In fact, there is no doubt that learning a new language reconfigures the functioning of our brain, even being a protective factor against neurodegenerative diseases. Now a new study revealed that bilingual people have a greater ability to divert their attention from one stimulus to another, compared to those who only speak their native language.
Attention is a complex cognitive function that not only demands a great deal of concentration but also the ability not to allow stimuli to distract us. If we allow ourselves to be distracted by the flight of a fly, we will lose concentration, we will likely make more mistakes and the task will become more difficult, in addition to consuming more time.
For that reason, the ability to block out irrelevant information while performing a task or solving a problem is essential. This ability is called interference resistance and, in a world that generates a veritable avalanche of stimuli – both digital and analogic – it is increasingly essential to maintain focus, be productive or simply connect with the person in front of us.
Researchers at the University of Florida analyzed differences between bilingual and monolingual people in attention control and the ability to ignore task-irrelevant information.

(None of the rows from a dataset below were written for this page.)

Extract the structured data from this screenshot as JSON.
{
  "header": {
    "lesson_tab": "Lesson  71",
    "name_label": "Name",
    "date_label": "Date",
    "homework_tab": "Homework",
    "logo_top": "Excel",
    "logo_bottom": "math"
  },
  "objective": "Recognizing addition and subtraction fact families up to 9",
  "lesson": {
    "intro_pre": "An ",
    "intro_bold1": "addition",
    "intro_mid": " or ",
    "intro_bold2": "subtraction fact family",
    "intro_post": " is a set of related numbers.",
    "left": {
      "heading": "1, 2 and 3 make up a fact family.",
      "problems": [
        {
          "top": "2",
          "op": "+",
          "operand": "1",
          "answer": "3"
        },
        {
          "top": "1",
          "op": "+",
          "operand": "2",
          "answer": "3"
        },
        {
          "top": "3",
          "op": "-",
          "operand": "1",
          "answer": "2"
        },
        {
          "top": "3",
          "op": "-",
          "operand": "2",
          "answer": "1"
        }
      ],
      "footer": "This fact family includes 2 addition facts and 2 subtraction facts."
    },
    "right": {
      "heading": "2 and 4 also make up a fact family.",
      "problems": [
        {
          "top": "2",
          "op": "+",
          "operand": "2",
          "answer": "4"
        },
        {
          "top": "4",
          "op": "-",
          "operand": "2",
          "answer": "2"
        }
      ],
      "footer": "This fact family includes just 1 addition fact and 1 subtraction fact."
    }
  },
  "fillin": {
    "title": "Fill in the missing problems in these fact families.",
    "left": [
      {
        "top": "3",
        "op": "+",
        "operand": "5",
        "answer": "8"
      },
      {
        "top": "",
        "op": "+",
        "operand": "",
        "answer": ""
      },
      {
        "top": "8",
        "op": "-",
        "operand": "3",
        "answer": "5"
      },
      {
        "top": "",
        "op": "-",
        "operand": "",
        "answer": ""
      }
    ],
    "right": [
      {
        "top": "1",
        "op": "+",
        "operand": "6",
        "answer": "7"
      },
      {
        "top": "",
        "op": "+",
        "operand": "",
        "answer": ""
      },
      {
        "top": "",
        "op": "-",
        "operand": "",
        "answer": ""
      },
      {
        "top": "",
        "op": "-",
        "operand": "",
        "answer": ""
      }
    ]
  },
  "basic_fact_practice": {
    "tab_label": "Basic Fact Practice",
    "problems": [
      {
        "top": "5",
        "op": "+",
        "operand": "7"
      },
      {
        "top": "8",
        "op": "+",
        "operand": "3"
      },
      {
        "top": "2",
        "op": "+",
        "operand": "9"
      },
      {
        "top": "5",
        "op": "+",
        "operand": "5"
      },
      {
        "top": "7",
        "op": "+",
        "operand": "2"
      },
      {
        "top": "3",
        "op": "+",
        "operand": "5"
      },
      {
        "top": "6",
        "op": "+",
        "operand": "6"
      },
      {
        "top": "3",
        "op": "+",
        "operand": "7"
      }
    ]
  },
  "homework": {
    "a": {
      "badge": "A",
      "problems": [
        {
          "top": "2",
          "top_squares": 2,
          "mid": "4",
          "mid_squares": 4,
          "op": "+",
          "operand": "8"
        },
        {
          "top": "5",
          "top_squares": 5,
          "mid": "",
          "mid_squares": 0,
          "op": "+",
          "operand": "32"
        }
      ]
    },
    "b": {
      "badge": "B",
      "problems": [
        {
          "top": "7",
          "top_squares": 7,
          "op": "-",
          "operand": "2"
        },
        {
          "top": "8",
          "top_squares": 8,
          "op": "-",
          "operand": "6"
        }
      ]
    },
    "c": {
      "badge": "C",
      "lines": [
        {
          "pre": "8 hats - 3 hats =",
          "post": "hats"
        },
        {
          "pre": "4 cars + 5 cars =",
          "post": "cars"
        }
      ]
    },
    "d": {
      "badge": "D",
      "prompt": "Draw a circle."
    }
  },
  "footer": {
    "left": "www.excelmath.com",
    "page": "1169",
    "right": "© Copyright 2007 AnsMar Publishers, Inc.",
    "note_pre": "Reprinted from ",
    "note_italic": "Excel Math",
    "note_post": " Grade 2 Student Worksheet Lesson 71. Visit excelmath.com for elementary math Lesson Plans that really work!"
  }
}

They designed a novel experiment in the area of Psycholinguistics to evaluate the participants’ abilities to manage incoming information and control their attention. Basically, people were faced with different situations in which objects changed color and moved up or down or to the right or left, so to give the correct answer, they had to ignore some of those factors.

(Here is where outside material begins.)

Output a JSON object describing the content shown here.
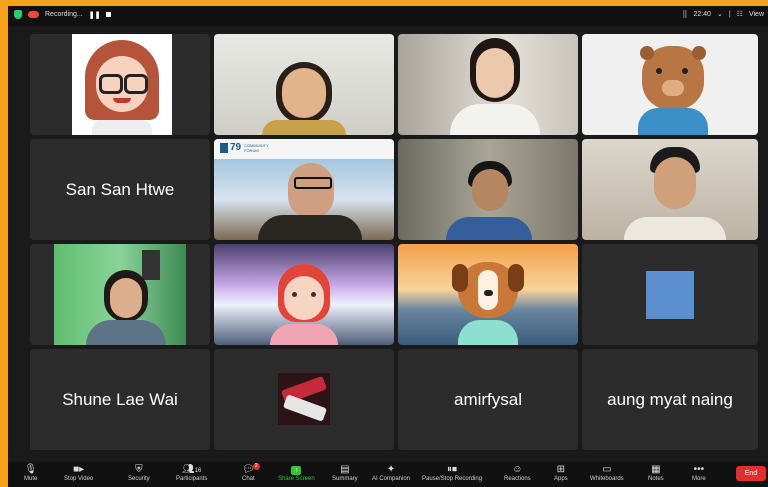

Thus, they discovered that bilingual people were more effective at ignoring irrelevant data. And everything seems to indicate that they not only suppress or inhibit that information, which would imply a greater cognitive cost, but that they discard it. By pretending it doesn’t exist, your brain can focus on the activity at hand, without having to suffer for repressing content from consciousness.
Why do bilingual people ignore irrelevant information more effectively?
The explanation is simple: bilingual people are often forced to continually change languages, even within the framework of the same conversation to address different interlocutors. Therefore, they learn to divert their attention from the language they do not use and quickly switch.
For example, if someone who speaks English and Spanish is having a conversation in English, both languages are active in his brain, but Spanish is put “on hold,” ready to reactivate when necessary.
This kind of switch between one language and another allows them to develop greater resistance to interference, optimizing their ability to “attentionally disconnect.” That means that learning a second language transforms the way our brain works, making its processes more efficient.
deMeurisse, G. & Kaan, E. (2023) Bilingual attentional control: Evidence from the Partial Repetition Cost paradigm. Bilingualism: Language and Cognition; 1-11: 10.1017.